Though Buddhism was born in India, within its first millennium it had spread westward as far as present-day Afghanistan, eastward to China and Korea (and later Japan), and southward to Sri Lanka and Southeast Asia. During its long journey, Buddhism has inspired great libraries of scriptures and philosophical texts, many schools of philosophy and meditation, elaborate rituals, and monasteries that have served as centers of spiritual culture. But at the heart of Buddhism lies a simple and profound message: the message of a way to release from suffering, a path of wisdom and compassion that leads to happiness in this life and to ultimate liberation.
In the late nineteenth century, as the first English translations of Buddhist texts appeared, a number of American intellectuals felt attracted to the Dharma, and in the twentieth century, this interest greatly increased. As Asian Buddhist teachers arrived in the U.S. and began to teach, the Dharma slowly set down roots in this country and more Americans embraced the Buddha’s path. But for Buddhism to thrive, it needs not only people but an organization to give it structure. For this reason in the early 1960s, a group of Chinese Buddhists living in New York, led by the late Ven. Lok To, Dr. C.T. Shen, and his wife Mrs. Woo Ju Shen, decided to establish an association that would unite Buddhists in America under a common banner.

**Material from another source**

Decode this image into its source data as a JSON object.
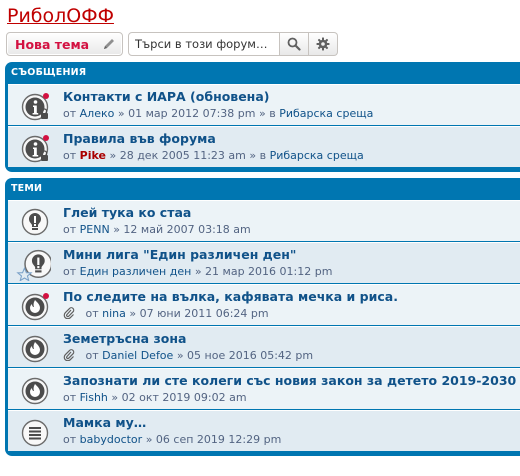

Thus in 1964 they created the Buddhist Association of the United States.
For over fifty years BAUS has spread the Dharma in various ways: through lectures, classes, guided tours, meditation retreats, religious rituals, the free book distribution program, courses for prisoners, and classes in Buddhist languages. This year, 2014, BAUS celebrates its 50th anniversary, an achievement that should be applauded.
The ability of BAUS to continue through five decades is testimony to the wisdom that went into its creation. The founders of BAUS have passed away. Several generations of presidents, senior officers, and abbots have come and gone, but BAUS still retains its vitality and commitment to its mission. The strength of BAUS comes from the monastic presence at its center: the monks and nuns of Chuang Yen Monastery and the Temple of Enlightenment, who carry on the Buddha’s heritage of renunciation and self-discipline. But Buddhism requires the collaboration of monastics and laypeople, and thus the lay devotees, working hand in hand with the monastics, have made an immense contribution to the success of BAUS.
On this 50th anniversary, let us rejoice in the hard work that the founders and early members applied to create BAUS and keep it alive for five decades. And let us renew our commitment to ensure that BAUS will thrive long into the future.
Ven. Bhikkhu Bodhi President